2001’s Point of Dreams: A Novel of Astreiant is the second volume in Melissa Scott and Lisa A. Barnett’s Astreiant series.
Pointsman (city guard) Nicolas Rathe and his lover (ex-soldier Philip Eslingen) face a truly terrifying challenge:
The Alphabet of Desire is the script chosen for the midwinter masque. The makeup of the cast makes this a politically significant event: the play’s chorus is filled with Astreiant’s well-born. Moreover, the timing is significant: the queen is expected to name her successor soon. The capital of Astreiant is filled with the hopeful and the well-connected, anxious to impress. Plus it’s an astrologically significant time of year.
Some of the aristocrats in the cast have been engaged in long-running vendettas. It’s unfortunate that the play calls for on-stage swordplay. The director, hoping to limit lethal accidents, looks for a trainer: someone who can school the chorus in flashy but non-lethal swordplay.

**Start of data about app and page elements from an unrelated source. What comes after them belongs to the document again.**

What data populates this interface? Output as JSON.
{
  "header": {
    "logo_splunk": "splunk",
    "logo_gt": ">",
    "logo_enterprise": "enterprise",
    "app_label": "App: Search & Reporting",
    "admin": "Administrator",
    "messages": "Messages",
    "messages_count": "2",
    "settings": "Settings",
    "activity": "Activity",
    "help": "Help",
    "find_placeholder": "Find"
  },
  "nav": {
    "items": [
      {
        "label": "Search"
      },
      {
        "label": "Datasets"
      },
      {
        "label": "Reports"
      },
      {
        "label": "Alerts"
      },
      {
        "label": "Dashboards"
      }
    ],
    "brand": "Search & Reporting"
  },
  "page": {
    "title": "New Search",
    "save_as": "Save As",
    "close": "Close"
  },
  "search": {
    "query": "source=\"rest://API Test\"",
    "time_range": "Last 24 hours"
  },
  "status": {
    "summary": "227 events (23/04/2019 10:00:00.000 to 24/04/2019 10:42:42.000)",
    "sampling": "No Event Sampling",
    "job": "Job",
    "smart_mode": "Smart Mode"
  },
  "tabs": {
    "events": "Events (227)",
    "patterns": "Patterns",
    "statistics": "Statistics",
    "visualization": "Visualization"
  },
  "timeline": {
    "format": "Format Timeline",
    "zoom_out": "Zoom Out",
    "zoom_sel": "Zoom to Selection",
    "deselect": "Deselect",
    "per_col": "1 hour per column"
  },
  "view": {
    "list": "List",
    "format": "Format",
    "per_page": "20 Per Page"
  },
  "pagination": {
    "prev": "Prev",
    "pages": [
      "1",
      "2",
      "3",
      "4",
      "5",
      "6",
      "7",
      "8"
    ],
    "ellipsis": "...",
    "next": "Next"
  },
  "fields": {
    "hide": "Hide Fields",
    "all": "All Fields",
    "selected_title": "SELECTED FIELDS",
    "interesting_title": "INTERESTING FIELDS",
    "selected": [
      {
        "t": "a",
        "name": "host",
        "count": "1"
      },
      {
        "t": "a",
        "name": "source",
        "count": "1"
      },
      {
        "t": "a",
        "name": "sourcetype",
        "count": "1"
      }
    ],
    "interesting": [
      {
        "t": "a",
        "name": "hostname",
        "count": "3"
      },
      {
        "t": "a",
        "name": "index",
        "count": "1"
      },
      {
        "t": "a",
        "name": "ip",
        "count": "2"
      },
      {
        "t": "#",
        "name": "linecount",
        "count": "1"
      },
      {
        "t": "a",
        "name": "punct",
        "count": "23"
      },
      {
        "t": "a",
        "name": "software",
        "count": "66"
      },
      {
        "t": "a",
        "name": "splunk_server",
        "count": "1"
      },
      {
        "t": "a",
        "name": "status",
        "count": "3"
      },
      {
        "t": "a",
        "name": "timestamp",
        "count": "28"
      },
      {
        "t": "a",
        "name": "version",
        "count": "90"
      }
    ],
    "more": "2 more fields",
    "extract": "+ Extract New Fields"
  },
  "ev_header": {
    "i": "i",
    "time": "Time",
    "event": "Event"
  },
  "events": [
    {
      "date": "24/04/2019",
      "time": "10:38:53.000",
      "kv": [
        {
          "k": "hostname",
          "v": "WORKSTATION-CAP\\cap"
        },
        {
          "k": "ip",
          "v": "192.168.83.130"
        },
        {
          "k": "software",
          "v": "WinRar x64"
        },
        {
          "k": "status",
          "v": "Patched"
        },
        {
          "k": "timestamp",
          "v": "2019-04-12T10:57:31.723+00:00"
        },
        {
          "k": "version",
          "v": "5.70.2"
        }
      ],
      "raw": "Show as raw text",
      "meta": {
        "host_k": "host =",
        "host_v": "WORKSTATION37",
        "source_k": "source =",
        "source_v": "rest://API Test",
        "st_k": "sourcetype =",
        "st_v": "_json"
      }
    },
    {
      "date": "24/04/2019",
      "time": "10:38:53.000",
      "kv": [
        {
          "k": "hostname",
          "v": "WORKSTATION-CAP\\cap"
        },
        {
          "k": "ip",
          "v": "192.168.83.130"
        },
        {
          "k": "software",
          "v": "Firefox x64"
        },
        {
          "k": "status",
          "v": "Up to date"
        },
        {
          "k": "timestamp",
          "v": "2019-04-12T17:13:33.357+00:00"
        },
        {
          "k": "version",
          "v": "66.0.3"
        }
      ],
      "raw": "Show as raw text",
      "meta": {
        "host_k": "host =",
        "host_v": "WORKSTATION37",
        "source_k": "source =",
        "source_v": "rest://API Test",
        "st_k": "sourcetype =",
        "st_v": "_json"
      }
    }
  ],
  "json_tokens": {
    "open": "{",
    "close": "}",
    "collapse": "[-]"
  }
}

The chorus is composed of persons who would haughtily refuse to take commands from a commoner, hence that someone must be a gentleman (at least technically). Eslingen is voluntold. To his dismay. He is only a gentleman thanks to a technicality (his officer’s rank) but it is hoped that his students will know him as “vaan Esling” and accept his commands.

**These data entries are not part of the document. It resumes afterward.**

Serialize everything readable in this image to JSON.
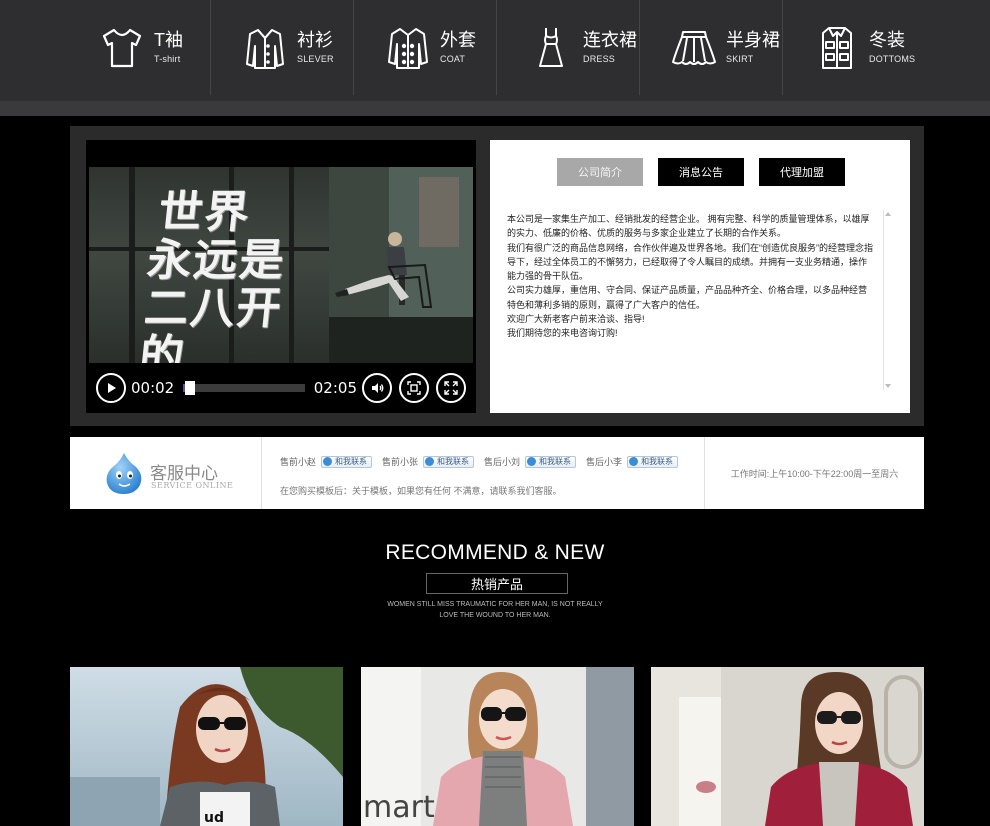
{
  "nav": {
    "items": [
      {
        "cn": "T袖",
        "en": "T-shirt",
        "icon": "tshirt-icon"
      },
      {
        "cn": "衬衫",
        "en": "SLEVER",
        "icon": "shirt-icon"
      },
      {
        "cn": "外套",
        "en": "COAT",
        "icon": "coat-icon"
      },
      {
        "cn": "连衣裙",
        "en": "DRESS",
        "icon": "dress-icon"
      },
      {
        "cn": "半身裙",
        "en": "SKIRT",
        "icon": "skirt-icon"
      },
      {
        "cn": "冬装",
        "en": "DOTTOMS",
        "icon": "winter-coat-icon"
      }
    ]
  },
  "video": {
    "overlay_text": [
      "世界",
      "永远是",
      "二八开的"
    ],
    "current_time": "00:02",
    "total_time": "02:05",
    "progress": 0.016
  },
  "info": {
    "tabs": [
      {
        "label": "公司简介",
        "active": true
      },
      {
        "label": "消息公告",
        "active": false
      },
      {
        "label": "代理加盟",
        "active": false
      }
    ],
    "paragraphs": [
      "本公司是一家集生产加工、经销批发的经营企业。 拥有完整、科学的质量管理体系，以雄厚的实力、低廉的价格、优质的服务与多家企业建立了长期的合作关系。",
      "我们有很广泛的商品信息网络，合作伙伴遍及世界各地。我们在“创造优良服务”的经营理念指导下，经过全体员工的不懈努力，已经取得了令人瞩目的成绩。并拥有一支业务精通，操作能力强的骨干队伍。",
      "公司实力雄厚，重信用、守合同、保证产品质量，产品品种齐全、价格合理，以多品种经营特色和薄利多销的原则，赢得了广大客户的信任。",
      "欢迎广大新老客户前来洽谈、指导!",
      "我们期待您的来电咨询订购!"
    ]
  },
  "service": {
    "title": "客服中心",
    "subtitle": "SERVICE ONLINE",
    "agents": [
      {
        "name": "售前小赵",
        "button": "和我联系"
      },
      {
        "name": "售前小张",
        "button": "和我联系"
      },
      {
        "name": "售后小刘",
        "button": "和我联系"
      },
      {
        "name": "售后小李",
        "button": "和我联系"
      }
    ],
    "note": "在您购买模板后：关于模板，如果您有任何 不满意，请联系我们客服。",
    "hours": "工作时间:上午10:00-下午22:00周一至周六"
  },
  "recommend": {
    "title": "RECOMMEND & NEW",
    "subtitle": "热销产品",
    "desc_line1": "WOMEN STILL MISS TRAUMATIC FOR HER MAN, IS NOT REALLY",
    "desc_line2": "LOVE THE WOUND TO HER MAN."
  },
  "products": {
    "card2_sign_text": "mart Ar"
  },
  "colors": {
    "nav_bg": "#2e2e30",
    "panel_bg": "#2b2b2b",
    "page_bg": "#000000",
    "progress_accent": "#6a4aa0",
    "service_icon_blue": "#3a8ed8"
  }
}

Thanks in part to Eslingen’s keen eye (and the work of a showmancer), there are no fatalities … due to swordplay, at least. This does not imply that there is a zero murder rate. The first death is clearly murder: a man has apparently drowned in the absence of water. Later deaths might have been taken for accidents, save for that first murder.

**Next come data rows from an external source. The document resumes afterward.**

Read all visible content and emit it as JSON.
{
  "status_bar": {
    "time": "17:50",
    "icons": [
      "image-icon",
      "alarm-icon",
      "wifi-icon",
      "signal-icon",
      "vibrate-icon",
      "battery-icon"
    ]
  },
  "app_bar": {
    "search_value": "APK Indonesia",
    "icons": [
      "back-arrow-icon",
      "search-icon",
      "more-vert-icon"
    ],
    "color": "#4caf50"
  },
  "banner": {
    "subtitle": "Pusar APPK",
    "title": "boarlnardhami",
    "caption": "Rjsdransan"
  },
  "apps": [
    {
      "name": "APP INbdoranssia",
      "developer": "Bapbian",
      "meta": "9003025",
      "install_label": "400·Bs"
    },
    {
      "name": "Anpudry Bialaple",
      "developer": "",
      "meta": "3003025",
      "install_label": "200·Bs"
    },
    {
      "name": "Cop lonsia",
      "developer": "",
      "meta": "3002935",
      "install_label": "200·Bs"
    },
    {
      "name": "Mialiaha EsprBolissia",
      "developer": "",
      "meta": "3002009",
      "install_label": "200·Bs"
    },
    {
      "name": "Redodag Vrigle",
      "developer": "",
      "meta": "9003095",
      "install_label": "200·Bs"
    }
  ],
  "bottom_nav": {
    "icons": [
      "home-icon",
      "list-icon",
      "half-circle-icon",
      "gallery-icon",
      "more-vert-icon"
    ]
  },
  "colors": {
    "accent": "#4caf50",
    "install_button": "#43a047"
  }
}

The killer’s motive is obscure. However, it is clear that they are persistent. It’s up to Rathe and Eslingen to catch the culprit in time.
A: I often make fun of the Charles Paris books because showrunners keep casting Paris even though he rarely gets through a full play without having to solve at least one murder. Perhaps I am coming at this from the wrong angle. Maybe theatre murders are so common that it’s just good sense to keep a detective on staff. The novels of Ngaio Marsh would seem to support this thesis, as do Jane Dentinger’s Jocelyn O’Roarke books. Perhaps every production should hire a full-time show detective; no more reliance on enthusiastic amateurs.
B: In this book’s setting, magic is as matter-of-fact as electric bills. Although Astreiant’s magic is rather low key — no fireball casting mages here — one’s birth sign can dictate one’s career. Flower arrangements can be magicked and weaponized.
C: Speaking of low key … Rathe and Eslingen’s relationship progresses without florid relationship drama (they are neither of them romance-addled teenagers; they are competent adults). Also, the authors take a cool, controlled approach to the subject. The restraint allows the reader’s imagination to take flight. I would not be surprised to discover that this series has an avid fan-fic community.
D: Avid mystery readers should be able to connect the dots for themselves; if they cannot, well, that’s what the protagonists will do. In any case, the true focus of the plot is on Rathe and Eslingen, who both happen to be appealing characters.
This would be a fine read for a hot summer day spent lazing in a hammock.